It is legal in the UK to donate, and receive, egg and sperm donations. However, it is illegal for a donor to be paid for their donation other than their expenses.
Someone wanting to use a donor to create a baby can either do this via:
A licensed UK fertility clinic
A private arrangement.
These routes have different legal implications that should be carefully considered before beginning fertility treatment. Using a licensed UK clinic means that the donor’s history is checked to make sure there are no genetic conditions or infection (including HIV, hepatitis, syphilis and gonorrhea) that could be passed on. If a private arrangement is used without the donation being tested, then there is a greater risk.
Using donor eggs or sperm in the hope of a successful pregnancy are used for several reasons:
Either the man or woman is not producing eggs or sperm of their own. This can be a condition that they were born with or has occurred over time (for example, due to cancer treatment or because the woman has gone through the menopause)
The egg or sperm of those wanting to have a baby are unlikely to result in a successful pregnancy

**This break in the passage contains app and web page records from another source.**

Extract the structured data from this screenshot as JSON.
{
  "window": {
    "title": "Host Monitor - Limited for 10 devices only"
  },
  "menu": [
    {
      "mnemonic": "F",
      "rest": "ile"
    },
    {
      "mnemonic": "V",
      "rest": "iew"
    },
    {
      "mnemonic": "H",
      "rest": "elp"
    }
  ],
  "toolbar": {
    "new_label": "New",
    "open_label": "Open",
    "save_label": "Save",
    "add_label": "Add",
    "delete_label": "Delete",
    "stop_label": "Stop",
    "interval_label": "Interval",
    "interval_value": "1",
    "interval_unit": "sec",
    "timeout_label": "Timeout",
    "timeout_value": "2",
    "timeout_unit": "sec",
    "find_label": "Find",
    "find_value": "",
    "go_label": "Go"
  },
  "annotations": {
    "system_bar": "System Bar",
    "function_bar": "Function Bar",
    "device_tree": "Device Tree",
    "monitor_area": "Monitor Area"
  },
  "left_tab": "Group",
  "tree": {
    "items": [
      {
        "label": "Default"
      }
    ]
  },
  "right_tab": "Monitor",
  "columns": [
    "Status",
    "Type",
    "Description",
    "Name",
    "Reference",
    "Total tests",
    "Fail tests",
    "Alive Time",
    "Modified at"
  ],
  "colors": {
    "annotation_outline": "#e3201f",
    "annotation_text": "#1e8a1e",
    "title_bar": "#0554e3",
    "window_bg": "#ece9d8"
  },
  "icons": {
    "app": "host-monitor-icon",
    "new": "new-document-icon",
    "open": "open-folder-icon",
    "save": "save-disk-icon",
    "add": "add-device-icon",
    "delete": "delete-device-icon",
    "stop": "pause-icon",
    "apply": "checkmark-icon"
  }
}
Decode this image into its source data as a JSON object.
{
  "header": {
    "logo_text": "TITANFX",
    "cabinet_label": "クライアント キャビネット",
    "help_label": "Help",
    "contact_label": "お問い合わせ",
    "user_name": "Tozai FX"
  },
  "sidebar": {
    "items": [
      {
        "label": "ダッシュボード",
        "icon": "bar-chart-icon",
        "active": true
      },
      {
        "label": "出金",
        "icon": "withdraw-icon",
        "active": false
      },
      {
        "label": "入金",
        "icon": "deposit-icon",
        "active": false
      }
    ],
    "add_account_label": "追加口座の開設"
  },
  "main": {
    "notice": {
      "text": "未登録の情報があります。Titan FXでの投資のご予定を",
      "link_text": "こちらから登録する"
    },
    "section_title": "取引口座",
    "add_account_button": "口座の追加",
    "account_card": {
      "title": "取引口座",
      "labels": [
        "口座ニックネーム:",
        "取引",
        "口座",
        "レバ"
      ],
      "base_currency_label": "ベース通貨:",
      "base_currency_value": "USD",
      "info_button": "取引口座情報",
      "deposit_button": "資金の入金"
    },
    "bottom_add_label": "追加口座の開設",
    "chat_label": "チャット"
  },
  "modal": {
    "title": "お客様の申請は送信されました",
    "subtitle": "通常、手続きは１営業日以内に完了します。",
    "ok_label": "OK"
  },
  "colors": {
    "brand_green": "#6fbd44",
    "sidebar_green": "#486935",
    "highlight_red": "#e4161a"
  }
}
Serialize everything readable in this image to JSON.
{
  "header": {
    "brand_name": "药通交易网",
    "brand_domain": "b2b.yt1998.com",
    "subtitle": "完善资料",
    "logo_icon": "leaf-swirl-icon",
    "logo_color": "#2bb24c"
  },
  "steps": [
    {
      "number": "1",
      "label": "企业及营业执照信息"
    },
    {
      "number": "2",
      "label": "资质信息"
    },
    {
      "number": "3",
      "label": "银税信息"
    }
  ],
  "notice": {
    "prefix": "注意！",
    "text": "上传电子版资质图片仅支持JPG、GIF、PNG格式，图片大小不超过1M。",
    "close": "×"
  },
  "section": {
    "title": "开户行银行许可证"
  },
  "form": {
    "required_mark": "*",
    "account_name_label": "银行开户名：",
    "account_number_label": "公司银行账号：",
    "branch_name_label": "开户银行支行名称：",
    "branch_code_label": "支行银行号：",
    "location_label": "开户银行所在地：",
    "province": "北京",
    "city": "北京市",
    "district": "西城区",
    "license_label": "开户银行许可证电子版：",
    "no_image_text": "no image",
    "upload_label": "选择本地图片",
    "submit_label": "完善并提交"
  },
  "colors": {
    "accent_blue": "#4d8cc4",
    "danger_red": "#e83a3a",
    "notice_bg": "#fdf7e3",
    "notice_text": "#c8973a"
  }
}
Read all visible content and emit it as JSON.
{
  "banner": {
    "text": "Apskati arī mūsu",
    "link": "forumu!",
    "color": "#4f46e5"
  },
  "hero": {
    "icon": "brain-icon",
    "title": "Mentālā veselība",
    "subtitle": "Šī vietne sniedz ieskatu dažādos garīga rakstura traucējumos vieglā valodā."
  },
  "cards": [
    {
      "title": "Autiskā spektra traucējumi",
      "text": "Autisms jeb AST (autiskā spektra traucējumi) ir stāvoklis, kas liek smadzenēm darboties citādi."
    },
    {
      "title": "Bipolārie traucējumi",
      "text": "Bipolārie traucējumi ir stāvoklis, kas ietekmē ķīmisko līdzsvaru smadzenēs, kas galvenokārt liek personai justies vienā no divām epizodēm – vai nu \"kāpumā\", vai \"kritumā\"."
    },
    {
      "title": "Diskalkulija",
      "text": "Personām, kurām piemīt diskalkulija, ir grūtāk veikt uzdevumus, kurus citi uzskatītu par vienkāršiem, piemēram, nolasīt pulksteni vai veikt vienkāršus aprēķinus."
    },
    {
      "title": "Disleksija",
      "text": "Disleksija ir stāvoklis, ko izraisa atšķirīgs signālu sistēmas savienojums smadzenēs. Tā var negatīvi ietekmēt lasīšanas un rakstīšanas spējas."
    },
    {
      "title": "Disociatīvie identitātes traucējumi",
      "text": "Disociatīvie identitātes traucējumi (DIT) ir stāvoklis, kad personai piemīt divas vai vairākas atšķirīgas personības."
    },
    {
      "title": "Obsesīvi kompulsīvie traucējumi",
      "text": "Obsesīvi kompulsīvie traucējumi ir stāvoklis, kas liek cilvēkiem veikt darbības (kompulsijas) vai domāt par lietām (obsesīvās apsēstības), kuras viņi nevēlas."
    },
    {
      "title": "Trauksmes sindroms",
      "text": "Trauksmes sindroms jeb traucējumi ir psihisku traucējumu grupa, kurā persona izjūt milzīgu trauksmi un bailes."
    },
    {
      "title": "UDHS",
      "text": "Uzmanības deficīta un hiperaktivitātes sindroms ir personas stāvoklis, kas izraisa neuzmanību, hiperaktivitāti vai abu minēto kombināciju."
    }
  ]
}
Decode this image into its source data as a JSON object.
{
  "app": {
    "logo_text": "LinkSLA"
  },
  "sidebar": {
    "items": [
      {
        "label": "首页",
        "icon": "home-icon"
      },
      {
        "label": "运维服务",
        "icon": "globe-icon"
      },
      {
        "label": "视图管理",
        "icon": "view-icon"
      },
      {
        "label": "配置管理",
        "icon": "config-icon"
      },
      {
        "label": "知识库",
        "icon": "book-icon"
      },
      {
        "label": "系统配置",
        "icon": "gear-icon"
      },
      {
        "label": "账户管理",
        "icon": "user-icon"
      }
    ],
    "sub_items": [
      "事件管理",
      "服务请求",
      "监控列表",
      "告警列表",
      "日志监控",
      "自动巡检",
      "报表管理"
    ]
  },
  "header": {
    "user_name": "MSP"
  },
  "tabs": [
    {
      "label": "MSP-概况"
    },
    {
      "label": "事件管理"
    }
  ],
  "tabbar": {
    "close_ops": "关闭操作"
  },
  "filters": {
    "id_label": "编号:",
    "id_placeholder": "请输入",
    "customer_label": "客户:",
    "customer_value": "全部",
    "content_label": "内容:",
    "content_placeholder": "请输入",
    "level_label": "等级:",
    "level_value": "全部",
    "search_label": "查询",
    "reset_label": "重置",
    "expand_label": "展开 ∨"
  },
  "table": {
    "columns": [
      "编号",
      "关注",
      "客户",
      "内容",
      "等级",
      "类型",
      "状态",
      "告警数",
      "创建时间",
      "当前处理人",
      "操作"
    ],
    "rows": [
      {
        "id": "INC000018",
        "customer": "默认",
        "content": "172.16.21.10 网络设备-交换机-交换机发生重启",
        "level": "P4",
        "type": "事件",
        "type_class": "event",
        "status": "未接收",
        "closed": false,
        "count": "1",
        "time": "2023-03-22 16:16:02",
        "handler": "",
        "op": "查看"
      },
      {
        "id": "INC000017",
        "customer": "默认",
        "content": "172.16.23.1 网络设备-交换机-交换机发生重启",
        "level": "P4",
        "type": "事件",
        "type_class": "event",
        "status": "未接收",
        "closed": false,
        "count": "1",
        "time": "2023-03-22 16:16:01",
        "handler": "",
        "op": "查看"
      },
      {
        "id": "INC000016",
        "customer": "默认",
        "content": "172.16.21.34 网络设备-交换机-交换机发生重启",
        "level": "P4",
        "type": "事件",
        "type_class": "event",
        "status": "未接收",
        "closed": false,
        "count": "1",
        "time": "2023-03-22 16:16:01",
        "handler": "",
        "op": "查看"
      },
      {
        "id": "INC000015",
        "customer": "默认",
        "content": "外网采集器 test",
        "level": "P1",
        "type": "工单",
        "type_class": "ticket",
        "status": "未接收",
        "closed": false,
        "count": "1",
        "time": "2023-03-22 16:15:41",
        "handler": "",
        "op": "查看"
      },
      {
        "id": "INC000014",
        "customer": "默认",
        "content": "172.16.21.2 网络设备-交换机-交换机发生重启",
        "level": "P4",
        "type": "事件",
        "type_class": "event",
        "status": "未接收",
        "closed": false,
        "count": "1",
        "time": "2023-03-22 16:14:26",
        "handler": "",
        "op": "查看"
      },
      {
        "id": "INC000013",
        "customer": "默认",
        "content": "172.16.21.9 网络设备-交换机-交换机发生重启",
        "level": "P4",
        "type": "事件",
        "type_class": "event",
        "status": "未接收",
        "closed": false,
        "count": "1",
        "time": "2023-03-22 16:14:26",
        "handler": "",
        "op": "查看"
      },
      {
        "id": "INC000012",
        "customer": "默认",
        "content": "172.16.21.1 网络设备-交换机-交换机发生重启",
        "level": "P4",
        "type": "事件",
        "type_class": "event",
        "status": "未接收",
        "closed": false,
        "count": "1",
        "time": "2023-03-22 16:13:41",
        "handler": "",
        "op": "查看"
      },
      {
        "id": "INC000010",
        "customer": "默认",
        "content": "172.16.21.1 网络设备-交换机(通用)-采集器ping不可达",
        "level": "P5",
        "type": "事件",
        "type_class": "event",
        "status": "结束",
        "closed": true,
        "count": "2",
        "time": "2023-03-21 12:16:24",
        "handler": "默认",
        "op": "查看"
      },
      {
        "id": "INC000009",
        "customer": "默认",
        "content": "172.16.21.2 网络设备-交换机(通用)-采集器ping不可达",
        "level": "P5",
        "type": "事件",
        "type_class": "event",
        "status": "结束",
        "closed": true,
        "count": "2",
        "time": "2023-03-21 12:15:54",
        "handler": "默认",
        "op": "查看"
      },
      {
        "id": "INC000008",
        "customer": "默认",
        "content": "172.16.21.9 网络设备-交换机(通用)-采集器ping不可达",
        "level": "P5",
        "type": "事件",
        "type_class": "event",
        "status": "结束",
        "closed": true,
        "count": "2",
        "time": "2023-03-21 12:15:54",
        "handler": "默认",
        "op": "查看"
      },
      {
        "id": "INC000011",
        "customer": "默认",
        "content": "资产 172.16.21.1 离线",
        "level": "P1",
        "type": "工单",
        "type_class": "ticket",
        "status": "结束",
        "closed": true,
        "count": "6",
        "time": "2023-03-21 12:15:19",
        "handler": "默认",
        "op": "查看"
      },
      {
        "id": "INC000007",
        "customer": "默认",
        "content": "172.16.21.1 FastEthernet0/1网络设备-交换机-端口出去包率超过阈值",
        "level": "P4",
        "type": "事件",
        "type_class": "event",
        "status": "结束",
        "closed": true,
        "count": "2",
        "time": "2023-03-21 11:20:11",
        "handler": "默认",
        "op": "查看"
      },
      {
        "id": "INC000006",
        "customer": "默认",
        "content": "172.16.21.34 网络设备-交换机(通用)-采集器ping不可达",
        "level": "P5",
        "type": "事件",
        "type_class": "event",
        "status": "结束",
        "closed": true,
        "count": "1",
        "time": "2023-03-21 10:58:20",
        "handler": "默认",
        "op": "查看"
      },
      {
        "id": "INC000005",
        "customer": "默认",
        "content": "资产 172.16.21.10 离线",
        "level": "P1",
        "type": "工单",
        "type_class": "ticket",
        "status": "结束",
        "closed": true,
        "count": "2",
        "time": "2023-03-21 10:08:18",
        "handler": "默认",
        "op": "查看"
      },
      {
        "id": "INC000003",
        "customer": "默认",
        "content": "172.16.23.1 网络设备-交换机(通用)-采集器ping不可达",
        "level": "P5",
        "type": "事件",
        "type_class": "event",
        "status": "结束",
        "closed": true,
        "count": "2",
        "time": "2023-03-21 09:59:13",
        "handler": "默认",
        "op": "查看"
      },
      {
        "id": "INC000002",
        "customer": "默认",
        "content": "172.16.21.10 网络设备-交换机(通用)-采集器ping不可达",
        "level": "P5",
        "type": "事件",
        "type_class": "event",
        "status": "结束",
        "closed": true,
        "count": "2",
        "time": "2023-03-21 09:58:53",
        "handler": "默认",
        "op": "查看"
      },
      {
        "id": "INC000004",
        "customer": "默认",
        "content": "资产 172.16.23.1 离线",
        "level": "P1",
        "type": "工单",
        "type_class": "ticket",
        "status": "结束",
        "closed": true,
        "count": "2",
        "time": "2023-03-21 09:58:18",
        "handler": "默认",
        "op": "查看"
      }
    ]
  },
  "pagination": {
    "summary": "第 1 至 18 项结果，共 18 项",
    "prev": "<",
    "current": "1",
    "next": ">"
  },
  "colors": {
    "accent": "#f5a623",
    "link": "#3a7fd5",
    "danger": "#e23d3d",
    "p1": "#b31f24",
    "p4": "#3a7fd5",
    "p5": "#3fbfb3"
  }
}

There may be a high risk of an inherited disease being passed onto the baby if the couple’s own egg or sperm is used
Same sex or transgender couples would need a donor to have a baby
Similarly single people that would like to have a baby would need a donor
Donation at licensed clinics is carefully regulated by the Human Fertilisation and Embryology Authority (HFEA), ensuring not only the health and safety of the resulting child, but clarity with regards to the legal position of all parties involved. Licensed clinics, as such, ought to follow the HFEA Code of Practice which is as follows:
Donors must be screened, through blood tests and medical history, to minimise risk of disease or genetic disorders. Any sperm or eggs they donate will also be analysed before use.
Donors can only be paid expenses - for these purposes the HFEA allows £750 per cycle for egg donors and £35 per clinic visit for sperm donors.
The clinic must offer the donors and parents counselling respectively to ensure their understanding of any implications as well as the importance of a child knowing their genetic heritage.
Storage of eggs and sperm is normally for a maximum of ten years, though this period may be extended in certain circumstances.
Eggs and sperm can only be imported into the UK from overseas if they comply with HFEA rules.
Donors cannot donate to more than ten families via licensed clinics.
It is also possible to obtain sperm or eggs from abroad via clinics, although it is important in these circumstances that you research any safety or legal issues, including screening processes and protection and disclosure of information.
Donors may donate to individuals they already know, including friends. There are restrictions on using close relatives. It is also possible at some clinics to go through a list of sperm, egg or embryo donors though the waiting lists can be long. Egg donors need to be between the aged of 18 and 35, whilst sperm donors should be between 18 and 45. Older women and men may donate in exceptional circumstances, if the clinic feel it is unlikely there will be any serious consequences.
Receiving fertility treatment at a licensed clinic ensures that a sperm, egg or embryo donor does not have any legal rights or obligations in relation to the child:
They are not the legal parent of the child
Do not acquire any legal obligation towards the child, including the need to financially support the child
Are not named on the birth certificate
Do not have any rights over how the child will be brought up
If a private arrangement is used for sperm donation, then the law is more complicated in this area and the donor could be considered the father by law. This is particularly the case for single parents or same sex couples where the donor may be legally regarded as the parent. The woman that gives birth to the baby (regardless of whether a donor egg was used) is legally the mother of the child automatically. Who is legally regarded as the father depends on whether she is married, in a civil partnership or cohabiting with a partner and how the insemination occurred (artificially or via sexual intercourse).
A child that is conceived via a donor can find out the information that the parents could discover when they were looking for a donor:
Their (height, weight, eye and hair colour
Where they were born and what year
Their ethnicity, marital status and medical history
If they had children at the time of donation, how many and their gender
A personal description and goodwill message to any potential children (this is optional)
At 18 years, any children born from a donation can ask for the name, date of birth and last known address of the donor to contact them. They can join the HFEA’s donor sibling link to find other siblings if they also join. The donor is also entitled to find out the number of children born, their gender and their year of birth. There are now websites that offer a DNA testing and matching service
A donor can their consent for a donation to be used at any point up until it is used in treatment.
If you intend to use a private arrangement and the donor is to be involved in the child’s life, the parties may draft a donor agreement to clarify everyone’s intentions and avoiding any future disputes or misunderstandings. It is important to note that these agreements are not legally binding.
The information on this website is intended as a guide and does not constitute legal advice. Vardags do not accept liability for any errors in the information on this website, nor any losses stemming from reliance upon the statements made herein. All articles and pages aim to reflect the legal position at time they were published, and may have been rendered obsolete by subsequent developments in the law. Should you require specialist advice, tailored to your situation, please see how Vardags can help you.